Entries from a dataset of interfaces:
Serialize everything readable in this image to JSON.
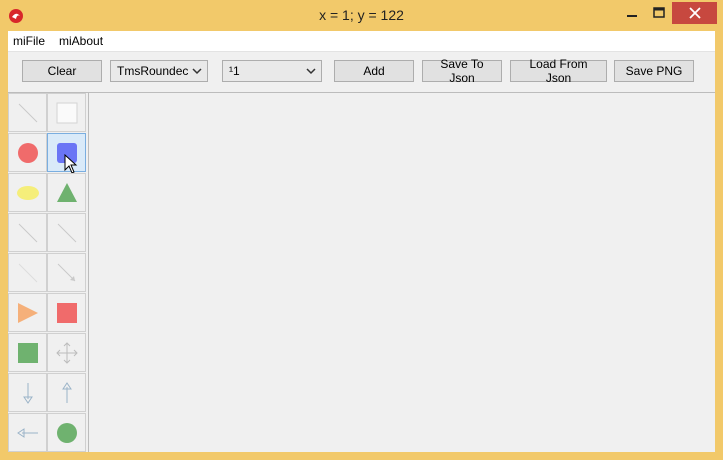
{
  "window": {
    "title": "x = 1; y = 122"
  },
  "menu": {
    "items": [
      "miFile",
      "miAbout"
    ]
  },
  "toolbar": {
    "clear_label": "Clear",
    "shape_combo_value": "TmsRoundec",
    "size_combo_value": "¹1",
    "add_label": "Add",
    "save_json_label": "Save To Json",
    "load_json_label": "Load From Json",
    "save_png_label": "Save PNG"
  },
  "palette": {
    "tools": [
      {
        "name": "line-tool",
        "icon": "line-icon"
      },
      {
        "name": "rectangle-tool",
        "icon": "blank-rect-icon"
      },
      {
        "name": "circle-tool",
        "icon": "red-circle-icon",
        "color": "#f06b6b"
      },
      {
        "name": "rounded-rect-tool",
        "icon": "blue-rounded-rect-icon",
        "color": "#6a75f5"
      },
      {
        "name": "ellipse-tool",
        "icon": "yellow-ellipse-icon",
        "color": "#f5ee7a"
      },
      {
        "name": "triangle-tool",
        "icon": "green-triangle-icon",
        "color": "#6fb26f"
      },
      {
        "name": "line-tool-2",
        "icon": "line-icon"
      },
      {
        "name": "line-tool-3",
        "icon": "line-icon"
      },
      {
        "name": "line-tool-4",
        "icon": "line-icon"
      },
      {
        "name": "arrow-line-tool",
        "icon": "arrow-line-icon"
      },
      {
        "name": "play-triangle-tool",
        "icon": "orange-triangle-icon",
        "color": "#f5b07a"
      },
      {
        "name": "red-square-tool",
        "icon": "red-square-icon",
        "color": "#f06b6b"
      },
      {
        "name": "green-square-tool",
        "icon": "green-square-icon",
        "color": "#6fb26f"
      },
      {
        "name": "move-tool",
        "icon": "move-icon"
      },
      {
        "name": "down-arrow-tool",
        "icon": "arrow-down-icon"
      },
      {
        "name": "up-arrow-tool",
        "icon": "arrow-up-icon"
      },
      {
        "name": "left-arrow-tool",
        "icon": "arrow-left-icon"
      },
      {
        "name": "green-circle-tool",
        "icon": "green-circle-icon",
        "color": "#6fb26f"
      }
    ],
    "selected_index": 3
  }
}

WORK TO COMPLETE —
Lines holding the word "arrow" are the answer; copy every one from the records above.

REPLY TO THE TASK —
        "name": "arrow-line-tool",
        "icon": "arrow-line-icon"
        "name": "down-arrow-tool",
        "icon": "arrow-down-icon"
        "name": "up-arrow-tool",
        "icon": "arrow-up-icon"
        "name": "left-arrow-tool",
        "icon": "arrow-left-icon"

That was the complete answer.